◆ **PROBLEM DETAILS**
With no omissions, write out every record given below.

Items from a data source
----------------------------------------

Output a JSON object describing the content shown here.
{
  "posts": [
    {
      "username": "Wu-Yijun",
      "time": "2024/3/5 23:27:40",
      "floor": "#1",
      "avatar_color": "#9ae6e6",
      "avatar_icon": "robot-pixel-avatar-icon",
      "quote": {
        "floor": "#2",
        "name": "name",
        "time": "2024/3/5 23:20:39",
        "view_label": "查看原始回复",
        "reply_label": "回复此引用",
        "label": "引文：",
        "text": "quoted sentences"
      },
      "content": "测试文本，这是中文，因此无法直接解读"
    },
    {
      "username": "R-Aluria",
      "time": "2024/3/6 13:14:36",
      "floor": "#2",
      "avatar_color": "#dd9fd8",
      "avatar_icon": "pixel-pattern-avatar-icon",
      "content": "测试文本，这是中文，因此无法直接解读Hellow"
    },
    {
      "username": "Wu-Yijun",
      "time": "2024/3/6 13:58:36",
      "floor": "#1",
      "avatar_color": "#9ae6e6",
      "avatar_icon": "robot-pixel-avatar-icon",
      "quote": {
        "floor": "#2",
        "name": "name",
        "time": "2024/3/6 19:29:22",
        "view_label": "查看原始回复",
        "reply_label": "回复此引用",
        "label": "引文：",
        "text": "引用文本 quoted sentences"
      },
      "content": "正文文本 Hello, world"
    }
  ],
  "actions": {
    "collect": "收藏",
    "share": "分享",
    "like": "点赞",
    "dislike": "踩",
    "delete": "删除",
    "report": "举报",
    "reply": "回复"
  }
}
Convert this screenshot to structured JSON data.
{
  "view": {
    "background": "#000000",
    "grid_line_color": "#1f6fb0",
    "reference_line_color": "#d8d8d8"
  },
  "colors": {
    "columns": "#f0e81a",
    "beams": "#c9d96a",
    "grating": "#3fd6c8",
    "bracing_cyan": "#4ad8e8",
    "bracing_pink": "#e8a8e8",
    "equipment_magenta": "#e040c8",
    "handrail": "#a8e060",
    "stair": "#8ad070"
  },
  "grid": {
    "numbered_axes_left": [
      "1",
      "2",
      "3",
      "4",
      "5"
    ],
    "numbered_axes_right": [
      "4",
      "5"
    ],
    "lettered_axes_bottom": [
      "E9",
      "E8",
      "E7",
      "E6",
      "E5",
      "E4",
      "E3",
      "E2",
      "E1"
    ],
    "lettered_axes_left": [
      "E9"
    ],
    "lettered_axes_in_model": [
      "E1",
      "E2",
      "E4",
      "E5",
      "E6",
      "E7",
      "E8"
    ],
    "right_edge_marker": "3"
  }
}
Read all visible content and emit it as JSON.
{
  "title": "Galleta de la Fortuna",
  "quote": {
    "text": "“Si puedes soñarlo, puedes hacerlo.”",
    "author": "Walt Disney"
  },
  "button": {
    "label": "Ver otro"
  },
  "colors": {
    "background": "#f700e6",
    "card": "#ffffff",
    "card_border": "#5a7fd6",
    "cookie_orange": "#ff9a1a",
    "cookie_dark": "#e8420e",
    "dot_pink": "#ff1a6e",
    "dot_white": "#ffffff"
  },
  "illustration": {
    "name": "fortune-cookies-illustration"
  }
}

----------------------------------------

◆ **WORKED SOLUTION**
Output a JSON object describing the content shown here.
{
  "posts": [
    {
      "username": "Wu-Yijun",
      "time": "2024/3/5 23:27:40",
      "floor": "#1",
      "avatar_color": "#9ae6e6",
      "avatar_icon": "robot-pixel-avatar-icon",
      "quote": {
        "floor": "#2",
        "name": "name",
        "time": "2024/3/5 23:20:39",
        "view_label": "查看原始回复",
        "reply_label": "回复此引用",
        "label": "引文：",
        "text": "quoted sentences"
      },
      "content": "测试文本，这是中文，因此无法直接解读"
    },
    {
      "username": "R-Aluria",
      "time": "2024/3/6 13:14:36",
      "floor": "#2",
      "avatar_color": "#dd9fd8",
      "avatar_icon": "pixel-pattern-avatar-icon",
      "content": "测试文本，这是中文，因此无法直接解读Hellow"
    },
    {
      "username": "Wu-Yijun",
      "time": "2024/3/6 13:58:36",
      "floor": "#1",
      "avatar_color": "#9ae6e6",
      "avatar_icon": "robot-pixel-avatar-icon",
      "quote": {
        "floor": "#2",
        "name": "name",
        "time": "2024/3/6 19:29:22",
        "view_label": "查看原始回复",
        "reply_label": "回复此引用",
        "label": "引文：",
        "text": "引用文本 quoted sentences"
      },
      "content": "正文文本 Hello, world"
    }
  ],
  "actions": {
    "collect": "收藏",
    "share": "分享",
    "like": "点赞",
    "dislike": "踩",
    "delete": "删除",
    "report": "举报",
    "reply": "回复"
  }
}
Convert this screenshot to structured JSON data.
{
  "view": {
    "background": "#000000",
    "grid_line_color": "#1f6fb0",
    "reference_line_color": "#d8d8d8"
  },
  "colors": {
    "columns": "#f0e81a",
    "beams": "#c9d96a",
    "grating": "#3fd6c8",
    "bracing_cyan": "#4ad8e8",
    "bracing_pink": "#e8a8e8",
    "equipment_magenta": "#e040c8",
    "handrail": "#a8e060",
    "stair": "#8ad070"
  },
  "grid": {
    "numbered_axes_left": [
      "1",
      "2",
      "3",
      "4",
      "5"
    ],
    "numbered_axes_right": [
      "4",
      "5"
    ],
    "lettered_axes_bottom": [
      "E9",
      "E8",
      "E7",
      "E6",
      "E5",
      "E4",
      "E3",
      "E2",
      "E1"
    ],
    "lettered_axes_left": [
      "E9"
    ],
    "lettered_axes_in_model": [
      "E1",
      "E2",
      "E4",
      "E5",
      "E6",
      "E7",
      "E8"
    ],
    "right_edge_marker": "3"
  }
}
Read all visible content and emit it as JSON.
{
  "title": "Galleta de la Fortuna",
  "quote": {
    "text": "“Si puedes soñarlo, puedes hacerlo.”",
    "author": "Walt Disney"
  },
  "button": {
    "label": "Ver otro"
  },
  "colors": {
    "background": "#f700e6",
    "card": "#ffffff",
    "card_border": "#5a7fd6",
    "cookie_orange": "#ff9a1a",
    "cookie_dark": "#e8420e",
    "dot_pink": "#ff1a6e",
    "dot_white": "#ffffff"
  },
  "illustration": {
    "name": "fortune-cookies-illustration"
  }
}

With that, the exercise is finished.